The Perseid Meteor Shower Peaks This Week. Here's How To See It...

The Perseid Meteor Shower Peaks This Week. Here's How To See It...

One of the planets most famous meteor showers will soon take over the night sky and unleash up to 75 meteors every hour! 

The Perseids peak on the night of August 11-12, making for another incredible celestial event for our enjoyment in 2020. Here's what you need to know about the Perseids, how to see them and the best places to PARKIT and enjoy the show.

What are the Perseids?

The Perseids are one of the northern hemisphere's greatest celestial displays of the year. The Meteor shower will peak this Tuesday evening and will streak through the night sky announcing its annual return. But, what are they, exactly? We've got the answers: the Perseids are dust and debris from the Comet Swift-Tuttle, AccuWeather explains.

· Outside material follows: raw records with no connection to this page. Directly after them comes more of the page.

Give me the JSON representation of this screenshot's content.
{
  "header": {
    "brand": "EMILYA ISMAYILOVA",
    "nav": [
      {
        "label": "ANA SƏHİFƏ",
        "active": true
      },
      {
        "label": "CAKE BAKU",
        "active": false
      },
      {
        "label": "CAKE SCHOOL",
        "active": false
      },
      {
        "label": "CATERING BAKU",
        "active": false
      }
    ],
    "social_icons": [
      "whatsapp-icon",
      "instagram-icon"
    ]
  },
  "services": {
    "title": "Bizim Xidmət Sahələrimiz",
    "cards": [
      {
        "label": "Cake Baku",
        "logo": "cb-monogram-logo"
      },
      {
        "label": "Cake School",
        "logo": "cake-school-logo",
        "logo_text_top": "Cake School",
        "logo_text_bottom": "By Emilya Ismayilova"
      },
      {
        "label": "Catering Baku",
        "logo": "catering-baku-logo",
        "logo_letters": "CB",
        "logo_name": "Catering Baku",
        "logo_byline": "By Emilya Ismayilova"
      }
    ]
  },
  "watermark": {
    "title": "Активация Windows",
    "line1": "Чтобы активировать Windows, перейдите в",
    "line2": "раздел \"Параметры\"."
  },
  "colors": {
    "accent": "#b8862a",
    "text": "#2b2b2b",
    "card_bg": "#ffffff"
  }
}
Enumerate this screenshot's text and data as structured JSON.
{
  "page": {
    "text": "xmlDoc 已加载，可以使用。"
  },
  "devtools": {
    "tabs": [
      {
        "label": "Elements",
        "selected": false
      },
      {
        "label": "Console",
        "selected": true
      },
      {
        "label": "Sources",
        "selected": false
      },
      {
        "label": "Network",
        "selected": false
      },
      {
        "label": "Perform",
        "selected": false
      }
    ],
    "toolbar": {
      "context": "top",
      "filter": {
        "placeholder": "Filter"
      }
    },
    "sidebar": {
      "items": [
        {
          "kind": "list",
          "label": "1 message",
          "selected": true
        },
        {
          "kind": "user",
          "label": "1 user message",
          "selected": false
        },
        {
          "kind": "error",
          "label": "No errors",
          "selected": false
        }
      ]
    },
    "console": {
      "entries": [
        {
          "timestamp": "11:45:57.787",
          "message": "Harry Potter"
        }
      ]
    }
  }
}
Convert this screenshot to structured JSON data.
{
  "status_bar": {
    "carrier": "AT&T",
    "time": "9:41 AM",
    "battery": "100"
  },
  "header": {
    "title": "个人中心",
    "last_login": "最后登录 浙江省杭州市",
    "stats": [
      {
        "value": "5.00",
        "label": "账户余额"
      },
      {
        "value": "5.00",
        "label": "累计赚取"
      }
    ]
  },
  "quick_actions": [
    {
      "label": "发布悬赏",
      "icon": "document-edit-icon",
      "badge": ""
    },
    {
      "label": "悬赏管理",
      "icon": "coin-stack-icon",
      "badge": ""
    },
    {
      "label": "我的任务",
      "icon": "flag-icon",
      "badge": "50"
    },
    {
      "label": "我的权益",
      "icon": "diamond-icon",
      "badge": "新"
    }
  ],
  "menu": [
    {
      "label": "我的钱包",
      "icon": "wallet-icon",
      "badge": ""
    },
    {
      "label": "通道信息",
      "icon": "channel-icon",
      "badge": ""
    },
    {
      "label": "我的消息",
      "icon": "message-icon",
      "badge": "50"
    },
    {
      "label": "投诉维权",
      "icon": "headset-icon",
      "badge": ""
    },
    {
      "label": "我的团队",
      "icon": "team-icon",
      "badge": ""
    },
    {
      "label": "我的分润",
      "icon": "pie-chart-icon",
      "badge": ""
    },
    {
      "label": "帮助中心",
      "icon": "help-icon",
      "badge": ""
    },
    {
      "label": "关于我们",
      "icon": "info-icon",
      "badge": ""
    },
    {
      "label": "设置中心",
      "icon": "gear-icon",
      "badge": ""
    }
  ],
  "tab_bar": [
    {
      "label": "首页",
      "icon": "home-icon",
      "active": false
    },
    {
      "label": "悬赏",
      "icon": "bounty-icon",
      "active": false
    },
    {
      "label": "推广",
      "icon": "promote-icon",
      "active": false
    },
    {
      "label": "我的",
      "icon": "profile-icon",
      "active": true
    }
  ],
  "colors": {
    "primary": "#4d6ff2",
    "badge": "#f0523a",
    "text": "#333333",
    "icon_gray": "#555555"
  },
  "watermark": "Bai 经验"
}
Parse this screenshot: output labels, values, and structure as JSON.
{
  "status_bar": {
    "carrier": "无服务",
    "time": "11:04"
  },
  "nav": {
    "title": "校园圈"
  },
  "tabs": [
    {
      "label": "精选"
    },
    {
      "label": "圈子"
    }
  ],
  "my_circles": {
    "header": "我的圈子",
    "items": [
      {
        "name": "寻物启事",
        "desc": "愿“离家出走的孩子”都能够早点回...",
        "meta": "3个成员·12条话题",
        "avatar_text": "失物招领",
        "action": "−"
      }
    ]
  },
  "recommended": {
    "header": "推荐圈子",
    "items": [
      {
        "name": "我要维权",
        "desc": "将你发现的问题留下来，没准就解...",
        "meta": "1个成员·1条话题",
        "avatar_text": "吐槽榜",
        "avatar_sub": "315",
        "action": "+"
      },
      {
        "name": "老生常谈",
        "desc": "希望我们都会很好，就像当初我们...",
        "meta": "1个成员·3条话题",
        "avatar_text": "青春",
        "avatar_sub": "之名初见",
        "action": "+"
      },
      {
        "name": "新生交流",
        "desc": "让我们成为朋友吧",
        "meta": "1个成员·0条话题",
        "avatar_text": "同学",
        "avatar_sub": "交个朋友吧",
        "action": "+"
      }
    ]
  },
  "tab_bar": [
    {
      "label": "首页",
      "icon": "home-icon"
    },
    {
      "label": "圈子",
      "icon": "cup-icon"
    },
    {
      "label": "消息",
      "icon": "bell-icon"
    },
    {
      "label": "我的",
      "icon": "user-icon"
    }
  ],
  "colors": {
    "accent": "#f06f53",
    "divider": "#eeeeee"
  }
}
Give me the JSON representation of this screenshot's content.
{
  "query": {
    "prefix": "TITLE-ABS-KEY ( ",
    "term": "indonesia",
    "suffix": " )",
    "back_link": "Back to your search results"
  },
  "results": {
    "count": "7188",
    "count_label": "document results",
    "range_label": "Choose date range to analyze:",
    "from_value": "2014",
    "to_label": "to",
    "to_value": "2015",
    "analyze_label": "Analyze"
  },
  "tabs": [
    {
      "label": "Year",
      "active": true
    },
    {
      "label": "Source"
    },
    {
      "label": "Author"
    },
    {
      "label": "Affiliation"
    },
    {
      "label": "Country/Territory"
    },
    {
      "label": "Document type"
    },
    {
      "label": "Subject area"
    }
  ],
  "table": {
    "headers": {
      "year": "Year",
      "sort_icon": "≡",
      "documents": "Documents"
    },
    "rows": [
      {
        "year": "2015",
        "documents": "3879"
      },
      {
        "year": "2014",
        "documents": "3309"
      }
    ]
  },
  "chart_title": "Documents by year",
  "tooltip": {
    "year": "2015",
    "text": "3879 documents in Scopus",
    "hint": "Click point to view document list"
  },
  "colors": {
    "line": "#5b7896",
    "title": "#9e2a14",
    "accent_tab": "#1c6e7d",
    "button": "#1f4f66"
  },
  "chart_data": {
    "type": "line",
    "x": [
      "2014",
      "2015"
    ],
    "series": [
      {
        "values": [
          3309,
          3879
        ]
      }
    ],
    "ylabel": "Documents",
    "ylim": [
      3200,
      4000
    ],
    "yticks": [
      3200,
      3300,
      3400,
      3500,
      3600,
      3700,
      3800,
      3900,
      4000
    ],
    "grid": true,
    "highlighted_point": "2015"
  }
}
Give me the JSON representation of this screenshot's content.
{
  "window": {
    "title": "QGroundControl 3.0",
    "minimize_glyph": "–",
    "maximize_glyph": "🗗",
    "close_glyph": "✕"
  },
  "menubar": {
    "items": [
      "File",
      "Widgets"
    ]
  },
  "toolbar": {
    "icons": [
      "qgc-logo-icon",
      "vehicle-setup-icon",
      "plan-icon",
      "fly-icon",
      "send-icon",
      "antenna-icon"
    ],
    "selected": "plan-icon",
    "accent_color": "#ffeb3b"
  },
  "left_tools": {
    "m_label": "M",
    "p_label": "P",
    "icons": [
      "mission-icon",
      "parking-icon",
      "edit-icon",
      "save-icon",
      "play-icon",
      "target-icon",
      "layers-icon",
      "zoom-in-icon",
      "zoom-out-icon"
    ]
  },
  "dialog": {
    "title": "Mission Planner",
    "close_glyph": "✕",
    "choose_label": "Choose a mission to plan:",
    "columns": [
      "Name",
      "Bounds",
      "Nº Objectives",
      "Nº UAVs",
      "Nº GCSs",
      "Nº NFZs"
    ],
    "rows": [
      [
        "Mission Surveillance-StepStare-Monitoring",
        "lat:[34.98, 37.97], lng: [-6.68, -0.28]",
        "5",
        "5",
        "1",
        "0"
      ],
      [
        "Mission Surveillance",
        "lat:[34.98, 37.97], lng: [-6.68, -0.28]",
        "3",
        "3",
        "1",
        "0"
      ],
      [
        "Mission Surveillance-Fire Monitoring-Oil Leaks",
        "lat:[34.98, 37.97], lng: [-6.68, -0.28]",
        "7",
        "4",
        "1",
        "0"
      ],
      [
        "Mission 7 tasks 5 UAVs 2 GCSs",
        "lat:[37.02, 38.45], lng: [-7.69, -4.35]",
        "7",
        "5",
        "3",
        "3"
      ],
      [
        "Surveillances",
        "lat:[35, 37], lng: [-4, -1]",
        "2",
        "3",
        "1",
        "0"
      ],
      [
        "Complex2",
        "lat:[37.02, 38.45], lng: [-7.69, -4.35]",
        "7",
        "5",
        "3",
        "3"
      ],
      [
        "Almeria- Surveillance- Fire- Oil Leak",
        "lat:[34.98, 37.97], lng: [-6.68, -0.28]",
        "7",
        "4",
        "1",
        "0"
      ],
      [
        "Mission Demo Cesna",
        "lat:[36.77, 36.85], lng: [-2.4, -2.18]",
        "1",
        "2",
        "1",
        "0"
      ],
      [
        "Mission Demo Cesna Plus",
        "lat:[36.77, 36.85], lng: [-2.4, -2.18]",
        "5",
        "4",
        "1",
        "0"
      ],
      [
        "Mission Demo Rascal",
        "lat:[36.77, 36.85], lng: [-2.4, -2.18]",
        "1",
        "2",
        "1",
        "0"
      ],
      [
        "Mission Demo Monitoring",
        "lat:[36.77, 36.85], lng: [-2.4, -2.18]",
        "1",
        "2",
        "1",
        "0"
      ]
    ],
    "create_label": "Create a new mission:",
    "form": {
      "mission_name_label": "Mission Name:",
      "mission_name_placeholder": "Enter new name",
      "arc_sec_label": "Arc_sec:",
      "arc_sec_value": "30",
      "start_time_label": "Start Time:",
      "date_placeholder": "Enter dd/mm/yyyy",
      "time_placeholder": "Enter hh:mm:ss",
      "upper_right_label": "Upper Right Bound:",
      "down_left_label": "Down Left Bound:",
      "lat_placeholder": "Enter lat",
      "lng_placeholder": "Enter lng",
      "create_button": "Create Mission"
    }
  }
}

"Perseids are not only numerous, but they are also beautiful. Most of the meteors leave a glittering trail as they pass," AccuWeather Astronomy Blogger Dave Samuhel said. "They are multi-colored and many are bright."

One of the elements that make the Perseids one of the best metour showers of the year has to do with the fact that it occurs in the summertime. The summer weather brings about night-time temperatures that are rather pleasant and make for a wonderful time with friends as we watch the fireballs fly!

When are the Perseids in 2020?

The Perseid Meteor Shower will peak overnight on Tuesday and continue into the pre-dawn hours of Wednesday

The best time to view is between 11 p.m. Tuesday and 1 a.m. Wednesday. That's the darkest time of the night before the moon rises. Once the moon rises, some of the smaller meteors will be harder to see but the big, multi-color fireballs will be visible throughout the early morning hours. 

For those with earlier bedtimes, a few shooting stars will be visible around 9 p.m. local time, depending on how far along the sunset is in your specific area.

The Perseid Meteor Shower. Here's How To See It...

How do I watch the Perseids?

The Perseids can be seen by the naked eye and are much easier to see than the Comet Neowise. Meteors will be visible all over the sky, so don't worry about looking in a specific direction. Just look up!

If weather conditions are not favorable in your area, NASA will stream the show on Facebook live from Marshall Space Flight Center in Huntsville, Alabama.

Here are a few of PARKIT's tips for watching this years show:

    • Check the latest forecast. If patchy clouds are expected, prepare to be patient and wait for breaks. Clouds will shield our view of the upper atmosphere so clear skies are a must for optimal viewing!
    • Find an area with low light pollution. If you live in a city, consider traveling to an area with less light.
    • Kick back in your favorite outdoor chair to enjoy the show.
    • Avoid looking at your phone and other light sources as this will mess with your eyes' ability to adjust to the darkness. Also, try to keep the moon out of your line of sight as best you can.

Where's the best place to watch the Perseids?

No matter where you reside in the Lower 48 states of the US, you'll have a chance to catch some of the meteors — weather permitting. There is no specific place in the sky to look, either. We advise finding a rather dark location, away from city light pollution, and allow your eyes to adjust. Once that's dialed in, simply look up and enjoy the show!